Provided data:

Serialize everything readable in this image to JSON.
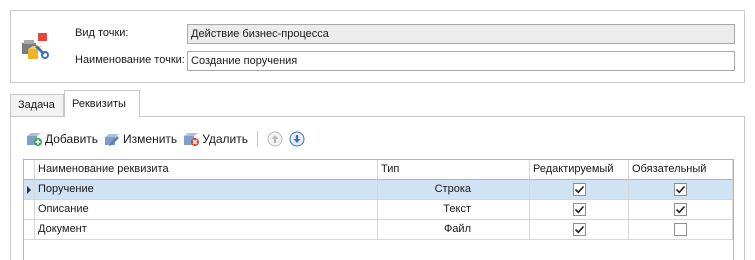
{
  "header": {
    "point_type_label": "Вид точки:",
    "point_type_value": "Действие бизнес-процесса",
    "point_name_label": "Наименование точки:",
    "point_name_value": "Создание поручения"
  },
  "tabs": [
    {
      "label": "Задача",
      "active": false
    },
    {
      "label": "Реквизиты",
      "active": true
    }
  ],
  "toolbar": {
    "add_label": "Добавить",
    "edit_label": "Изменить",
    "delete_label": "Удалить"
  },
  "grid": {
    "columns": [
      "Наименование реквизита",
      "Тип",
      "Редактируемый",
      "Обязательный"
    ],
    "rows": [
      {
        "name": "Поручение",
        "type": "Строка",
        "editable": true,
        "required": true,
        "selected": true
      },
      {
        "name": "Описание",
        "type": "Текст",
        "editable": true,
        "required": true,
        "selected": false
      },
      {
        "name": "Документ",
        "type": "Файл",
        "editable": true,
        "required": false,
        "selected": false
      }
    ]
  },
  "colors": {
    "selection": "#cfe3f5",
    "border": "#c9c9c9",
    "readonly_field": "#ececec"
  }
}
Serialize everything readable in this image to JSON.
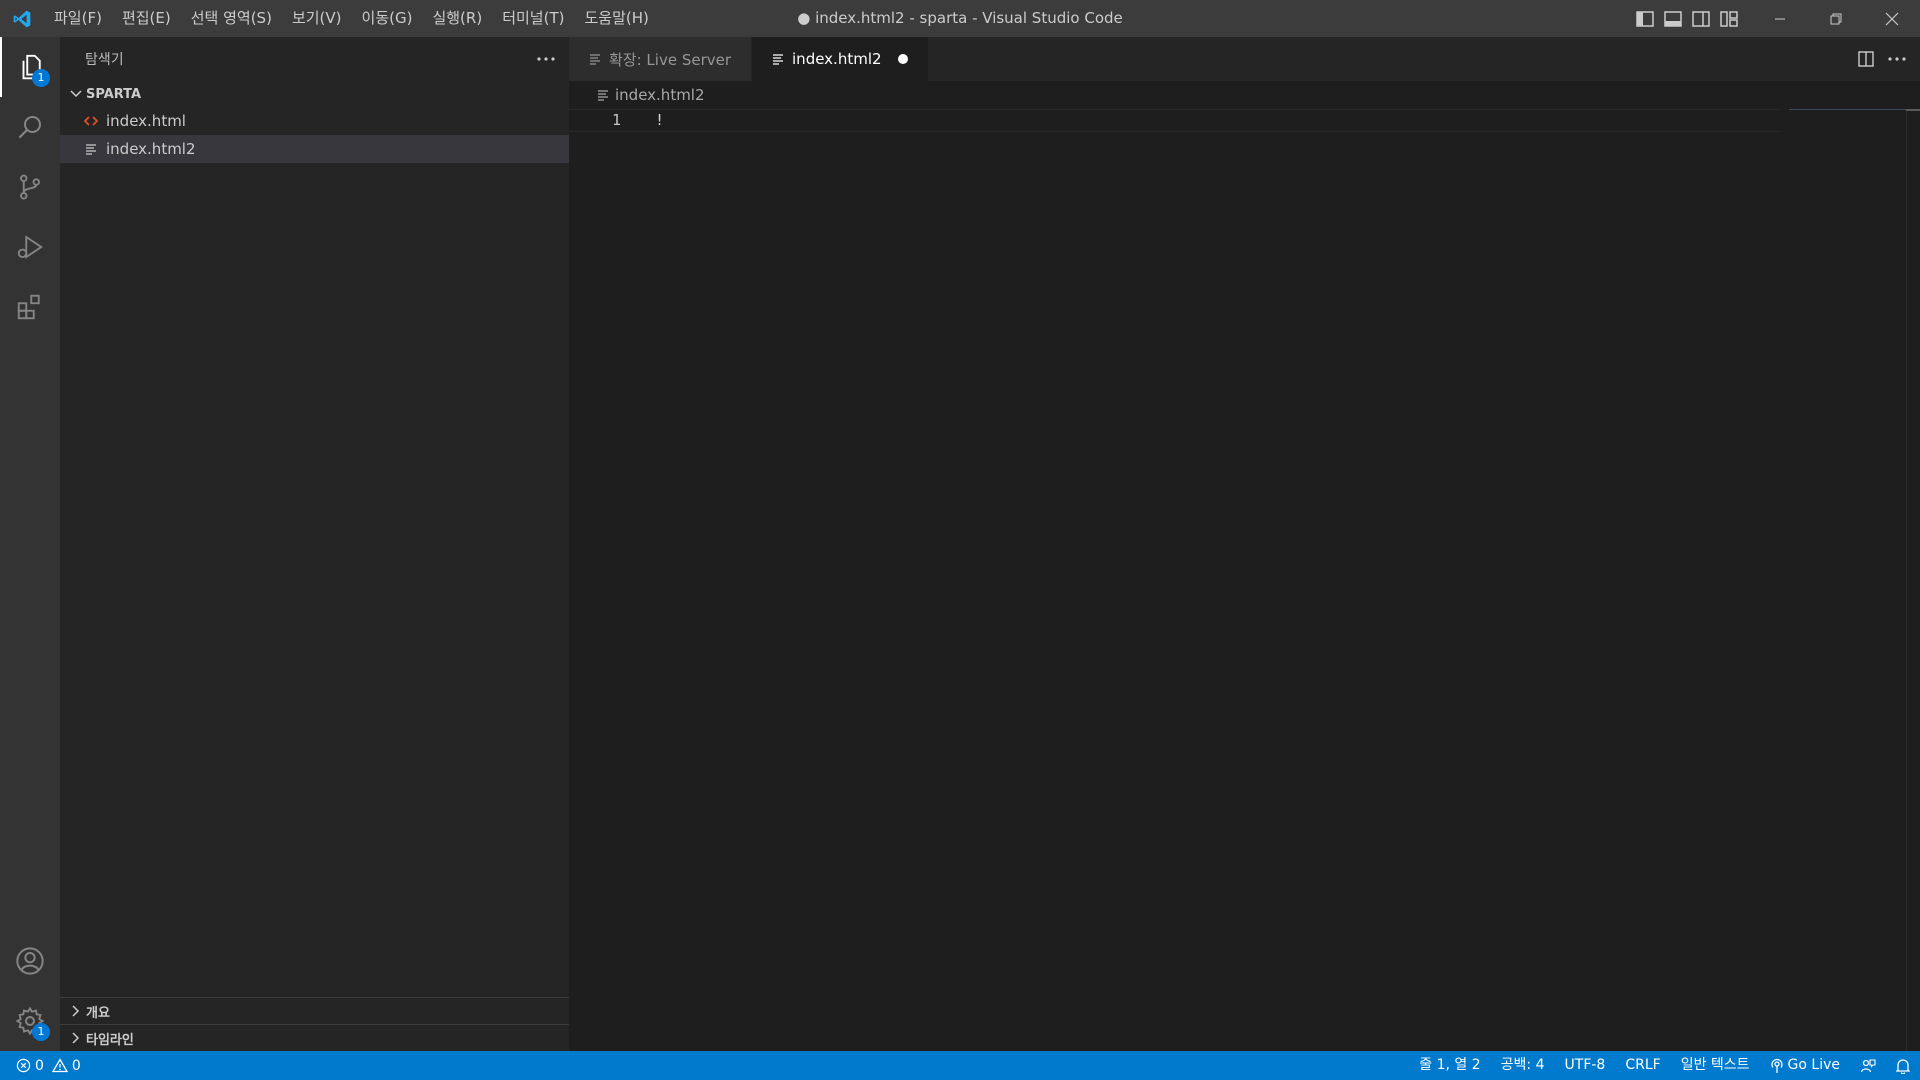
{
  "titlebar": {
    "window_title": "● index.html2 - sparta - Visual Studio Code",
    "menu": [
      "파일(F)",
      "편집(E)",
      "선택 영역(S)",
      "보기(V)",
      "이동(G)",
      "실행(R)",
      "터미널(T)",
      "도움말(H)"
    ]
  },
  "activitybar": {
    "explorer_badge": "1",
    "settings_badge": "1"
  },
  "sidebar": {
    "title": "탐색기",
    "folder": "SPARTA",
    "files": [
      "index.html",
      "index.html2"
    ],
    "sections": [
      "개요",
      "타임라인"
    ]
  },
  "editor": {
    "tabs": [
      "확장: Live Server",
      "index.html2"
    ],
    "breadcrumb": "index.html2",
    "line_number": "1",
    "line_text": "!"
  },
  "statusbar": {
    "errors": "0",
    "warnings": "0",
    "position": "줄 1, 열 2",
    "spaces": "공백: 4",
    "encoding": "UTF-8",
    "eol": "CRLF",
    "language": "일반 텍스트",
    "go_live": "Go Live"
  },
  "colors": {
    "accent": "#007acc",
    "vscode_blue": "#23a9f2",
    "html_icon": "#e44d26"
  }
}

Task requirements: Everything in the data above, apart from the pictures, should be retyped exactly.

Your solution:
Serialize everything readable in this image to JSON.
{
  "header": {
    "point_type_label": "Вид точки:",
    "point_type_value": "Действие бизнес-процесса",
    "point_name_label": "Наименование точки:",
    "point_name_value": "Создание поручения"
  },
  "tabs": [
    {
      "label": "Задача",
      "active": false
    },
    {
      "label": "Реквизиты",
      "active": true
    }
  ],
  "toolbar": {
    "add_label": "Добавить",
    "edit_label": "Изменить",
    "delete_label": "Удалить"
  },
  "grid": {
    "columns": [
      "Наименование реквизита",
      "Тип",
      "Редактируемый",
      "Обязательный"
    ],
    "rows": [
      {
        "name": "Поручение",
        "type": "Строка",
        "editable": true,
        "required": true,
        "selected": true
      },
      {
        "name": "Описание",
        "type": "Текст",
        "editable": true,
        "required": true,
        "selected": false
      },
      {
        "name": "Документ",
        "type": "Файл",
        "editable": true,
        "required": false,
        "selected": false
      }
    ]
  },
  "colors": {
    "selection": "#cfe3f5",
    "border": "#c9c9c9",
    "readonly_field": "#ececec"
  }
}
Serialize everything readable in this image to JSON.
{
  "titlebar": {
    "window_title": "● index.html2 - sparta - Visual Studio Code",
    "menu": [
      "파일(F)",
      "편집(E)",
      "선택 영역(S)",
      "보기(V)",
      "이동(G)",
      "실행(R)",
      "터미널(T)",
      "도움말(H)"
    ]
  },
  "activitybar": {
    "explorer_badge": "1",
    "settings_badge": "1"
  },
  "sidebar": {
    "title": "탐색기",
    "folder": "SPARTA",
    "files": [
      "index.html",
      "index.html2"
    ],
    "sections": [
      "개요",
      "타임라인"
    ]
  },
  "editor": {
    "tabs": [
      "확장: Live Server",
      "index.html2"
    ],
    "breadcrumb": "index.html2",
    "line_number": "1",
    "line_text": "!"
  },
  "statusbar": {
    "errors": "0",
    "warnings": "0",
    "position": "줄 1, 열 2",
    "spaces": "공백: 4",
    "encoding": "UTF-8",
    "eol": "CRLF",
    "language": "일반 텍스트",
    "go_live": "Go Live"
  },
  "colors": {
    "accent": "#007acc",
    "vscode_blue": "#23a9f2",
    "html_icon": "#e44d26"
  }
}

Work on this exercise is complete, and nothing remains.